KANSAS CITY, Mo. -- Waiters in white aprons maneuvered through a noisy cocktail party here Tuesday evening, offering heaping platters of jumbo shrimp, lamb chops and crab-stuffed mushrooms to a crowd of people in town for an annual food aid conference dedicated to ending world hunger.
As shipping and agribusiness executives, charitable workers, lobbyists and federal employees mingled at Morton's steakhouse, Charles Worledge, who works for the Long Island-based Sealift Inc., a major shipper of American food to the hungry, offered an insight essential to understanding the politics of food aid.
"I thought this was a charity," he explained during the party, for which another shipping company played host. "It's not. It's a business."
It was here in Kansas City, at the 2005 food aid conference, that the Bush administration pushed for a fundamental change in food aid that would have diminished profits to domestic agribusiness and shipping companies. It proposed allowing a quarter of the Food for Peace budget to be used to buy food in poor countries near hunger crises, rather than buying only American-grown food that had to be shipped across oceans.
And Secretary of Agriculture Mike Johanns spoke at the conference Wednesday to again make the administration's case for the same idea, contending that such a policy would speed delivery, improve efficiency and save many lives.
Congress in each of the past two years killed the proposal, which was opposed by agribusiness and shipping interests who stood to lose business, even as it won support from liberal Democrats like Reps. Barney Frank of Massachusetts and Earl Blumenauer of Oregon - generally not a set of lawmakers found in the president's corner.
But there are signs that the frozen politics of the issue are beginning to thaw, especially as evidence of flaws in the current aid system increases.
A Government Accountability Office report released on the eve of this conference described in stark detail a system rife with inefficiencies: The amount of food shipped over the past five years has fallen by half as shipping and other logistical costs have soared. Only a little more than a third of federal food aid spending actually buys food. The United States feeds about 70 million people a year now instead of the more than 100 million it fed five years ago.
And experts worry that the food aid budget will feed even fewer of the world's 850 million hungry people as soaring demand for corn to make ethanol drives up the cost of that staple, a mainstay of food aid programs.
This year, some farm state lawmakers are for the first time considering backing a pilot program to test buying food overseas. Rep. Jo Ann Emerson, a Missouri Republican on the Agricultural Subcommittee of the House Appropriations Committee, opposes major changes in food aid, but, she said, "doing a small demonstration is fine with me."
And some influential supporters of the administration's more ambitious proposal are speaking out. Former President Bill Clinton recently said at a fundraiser for Bread for the World, a Christian group that lobbies on hunger issues, that it was to Bush's "everlasting credit" that he had proposed buying food aid in poor countries. Such a policy had never crossed his mind when he was president, Clinton said, but he thought it was a great way to help farmers in Africa and buy food more efficiently.

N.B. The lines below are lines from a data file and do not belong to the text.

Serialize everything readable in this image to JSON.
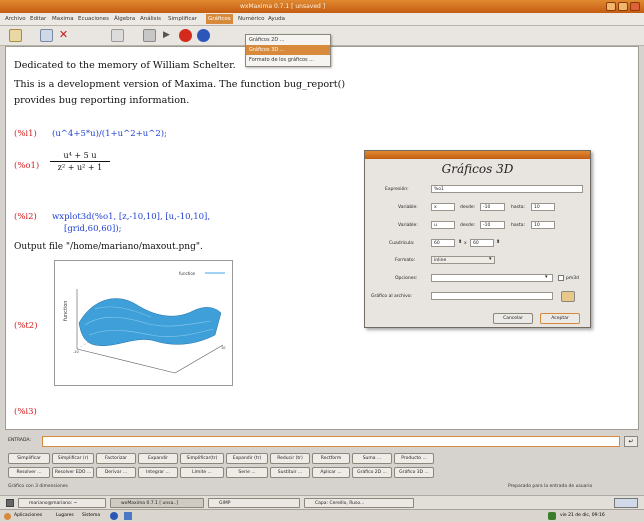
{
  "window": {
    "title": "wxMaxima 0.7.1 [ unsaved ]"
  },
  "menu": [
    "Archivo",
    "Editar",
    "Maxima",
    "Ecuaciones",
    "Álgebra",
    "Análisis",
    "Simplificar",
    "Gráficos",
    "Numérico",
    "Ayuda"
  ],
  "dropdown": [
    "Gráficos 2D ...",
    "Gráficos 3D ...",
    "Formato de los gráficos ..."
  ],
  "doc": {
    "banner": [
      "Dedicated to the memory of William Schelter.",
      "This is a development version of Maxima. The function bug_report()",
      "provides bug reporting information."
    ],
    "i1_label": "(%i1)",
    "i1": "(u^4+5*u)/(1+u^2+u^2);",
    "o1_label": "(%o1)",
    "o1_num": "u⁴ + 5 u",
    "o1_den": "z² + u² + 1",
    "i2_label": "(%i2)",
    "i2_line1": "wxplot3d(%o1, [z,-10,10], [u,-10,10],",
    "i2_line2": "[grid,60,60]);",
    "output_file": "Output file \"/home/mariano/maxout.png\".",
    "t2_label": "(%t2)",
    "i3_label": "(%i3)",
    "plot_legend": "function",
    "plot_ticks": [
      "100",
      "80",
      "60",
      "40",
      "20",
      "0",
      "-20"
    ]
  },
  "dialog": {
    "title": "Gráficos 3D",
    "expresion_label": "Expresión:",
    "expresion_value": "%o1",
    "var_label": "Variable:",
    "desde_label": "desde:",
    "hasta_label": "hasta:",
    "var1": "x",
    "desde1": "-10",
    "hasta1": "10",
    "var2": "u",
    "desde2": "-10",
    "hasta2": "10",
    "cuadricula_label": "Cuadrícula:",
    "cuad1": "60",
    "cuad_x": "x",
    "cuad2": "60",
    "formato_label": "Formato:",
    "formato_value": "inline",
    "opciones_label": "Opciones:",
    "pm3d_label": "pm3d",
    "grafico_label": "Gráfico al archivo:",
    "cancelar": "Cancelar",
    "aceptar": "Aceptar"
  },
  "input": {
    "label": "ENTRADA:",
    "value": ""
  },
  "buttons_row1": [
    "Simplificar",
    "Simplificar (r)",
    "Factorizar",
    "Expandir",
    "Simplificar(tr)",
    "Expandir (tr)",
    "Reducir (tr)",
    "Rectform",
    "Suma ...",
    "Producto ..."
  ],
  "buttons_row2": [
    "Resolver ...",
    "Resolver EDO ...",
    "Derivar ...",
    "Integrar ...",
    "Límite ...",
    "Serie ...",
    "Sustituir ...",
    "Aplicar ...",
    "Gráfico 2D ...",
    "Gráfico 3D ..."
  ],
  "status": {
    "left": "Gráfico con 3 dimensiones",
    "right": "Preparado para la entrada de usuario"
  },
  "taskbar": [
    "mariano@mariano: ~",
    "wxMaxima 0.7.1 [ unsa..]",
    "GIMP",
    "Capa: Cereillo, Ruso..."
  ],
  "panel": {
    "apps": "Aplicaciones",
    "places": "Lugares",
    "system": "Sistema",
    "clock": "vie 21 de dic, 09:16"
  },
  "colors": {
    "orange": "#d88a3c",
    "label_red": "#d21a1a",
    "input_blue": "#1d3fd1",
    "surface": "#3fa0d9"
  }
}
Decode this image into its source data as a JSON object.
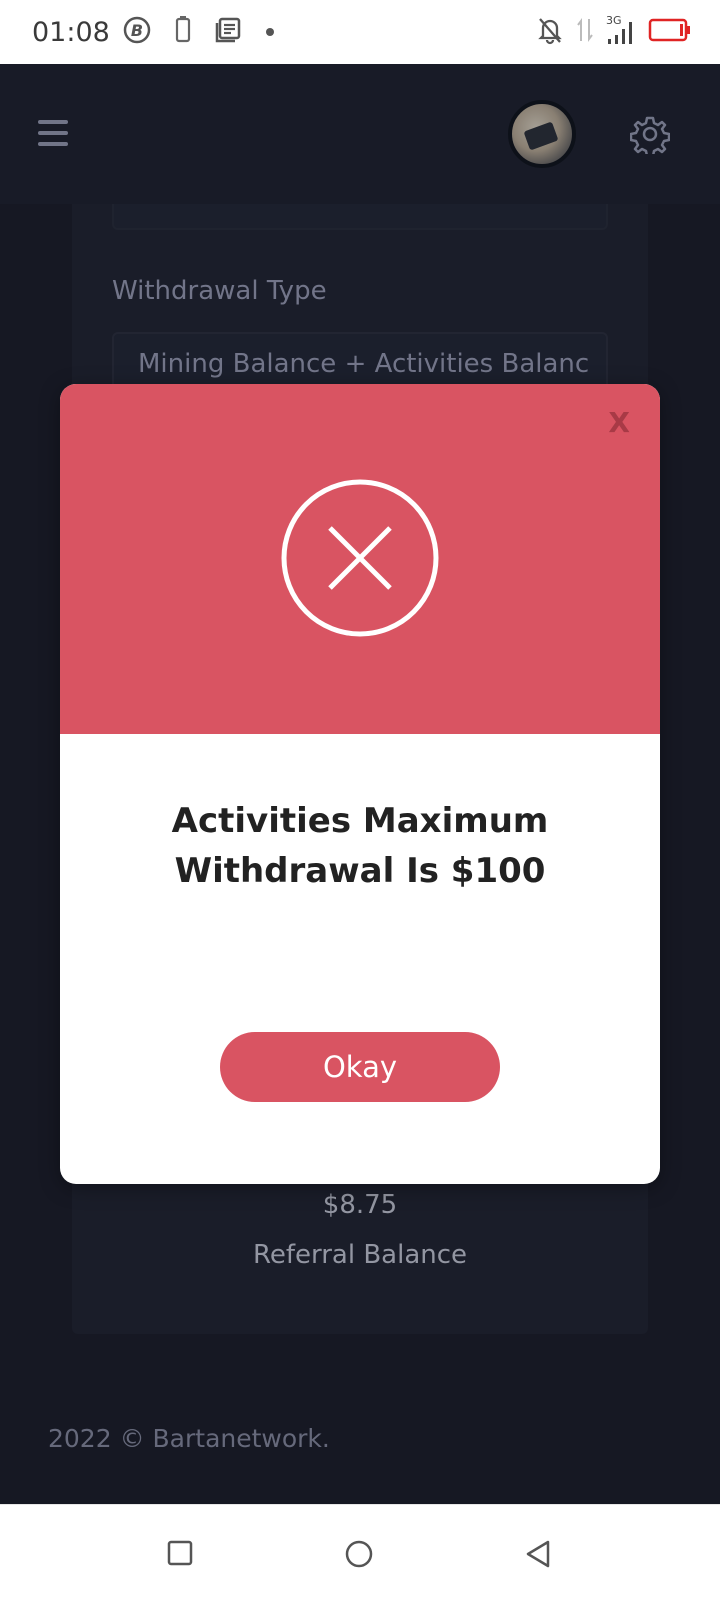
{
  "status_bar": {
    "time": "01:08",
    "network_label": "3G",
    "icons": [
      "bitcoin-icon",
      "battery-outline-icon",
      "news-icon",
      "dot-icon",
      "notifications-off-icon",
      "data-arrows-icon",
      "signal-icon",
      "battery-icon"
    ],
    "battery_color": "#e02424"
  },
  "header": {
    "icons": [
      "menu-icon",
      "avatar",
      "gear-icon"
    ]
  },
  "form": {
    "withdrawal_type_label": "Withdrawal Type",
    "withdrawal_type_value": "Mining Balance + Activities Balanc"
  },
  "balances": {
    "referral_amount": "$8.75",
    "referral_label": "Referral Balance"
  },
  "footer": {
    "text": "2022 © Bartanetwork."
  },
  "modal": {
    "close_label": "X",
    "message": "Activities Maximum Withdrawal Is $100",
    "button_label": "Okay",
    "accent_color": "#d95462",
    "icon": "error-x-icon"
  },
  "nav_bar": {
    "icons": [
      "recents-square-icon",
      "home-circle-icon",
      "back-triangle-icon"
    ]
  }
}
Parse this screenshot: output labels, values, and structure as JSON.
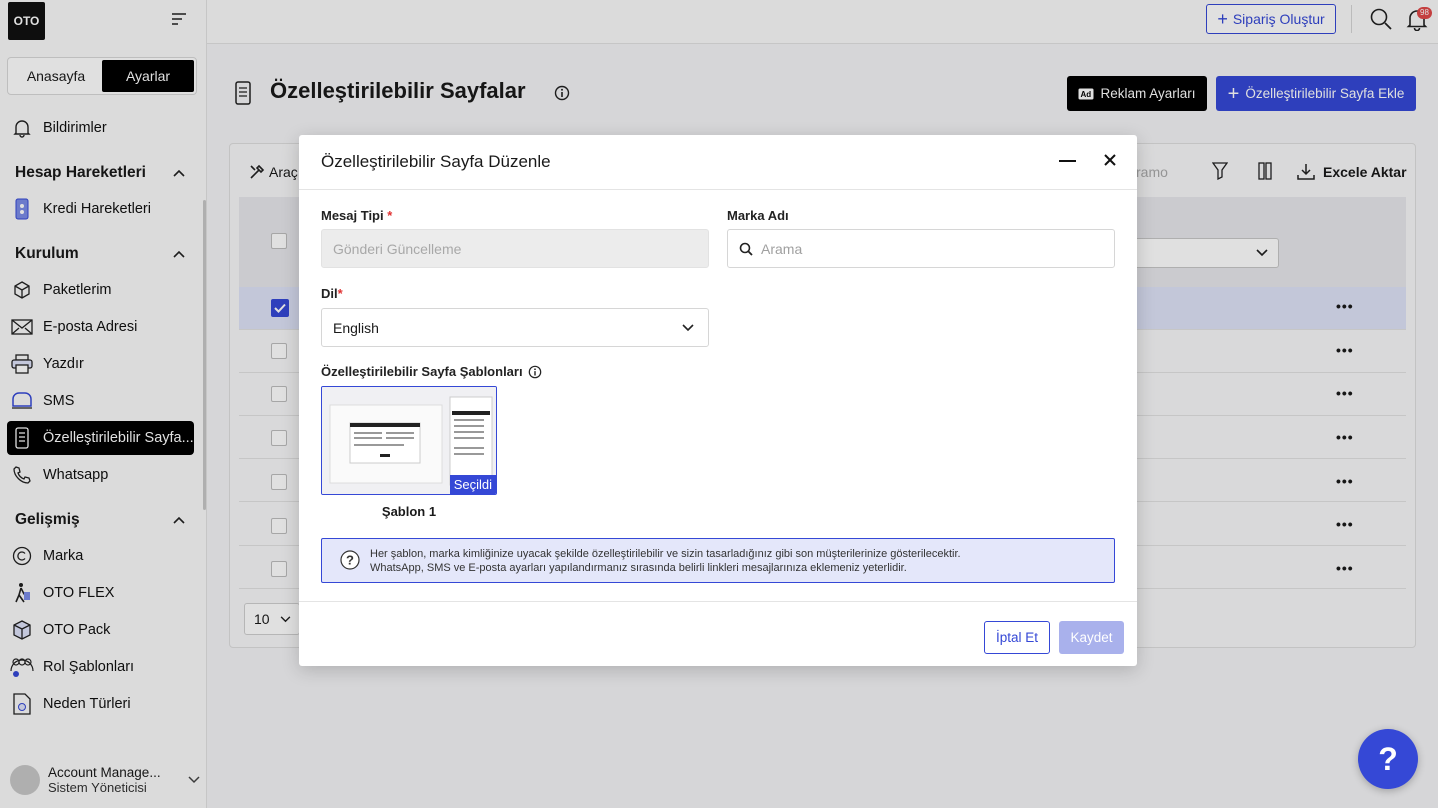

And while an alliance of 15 nonprofit groups involved in food aid has endorsed only a pilot program for local purchase, Catholic Relief Services, which has a million donors and links with 13,000 parishes, has embraced the administration's proposal. Addressing hundreds of people assembled at the conference, Ken Hackett, president of the agency, which is a major player in food aid, declared, "CRS supports the administration's request for greater flexibility through local purchase."
At perhaps no time since the government's food aid program was created during the Eisenhower administration over a half-century ago has there been more ferment about its future among scholars, politicians and advocates for the poor.
Over the years, the farm programs evolved, and the government shifted to buying virtually all food on the open market, but the requirement that it be grown in the United States never changed. In recent years, the United States has bought more than half the food for its aid programs from just four agribusinesses and their subsidiaries: Archer Daniels Midland, Cargill, Bunge and Cal Western Packaging, according to the Agriculture Department.
Some researchers and advocates say it is time to rethink the American approach to fighting world hunger.
"Are we committed to eradicating hunger because it's feasible, not terribly expensive and our moral obligation as the richest society in human history?" asked Christopher B. Barrett, a Cornell University economist and the co-author of Food Aid After Fifty Years. "Or are we just trying to placate a few agribusiness, shipping and NGO constituencies [nongovernmental organizations] with a handout?"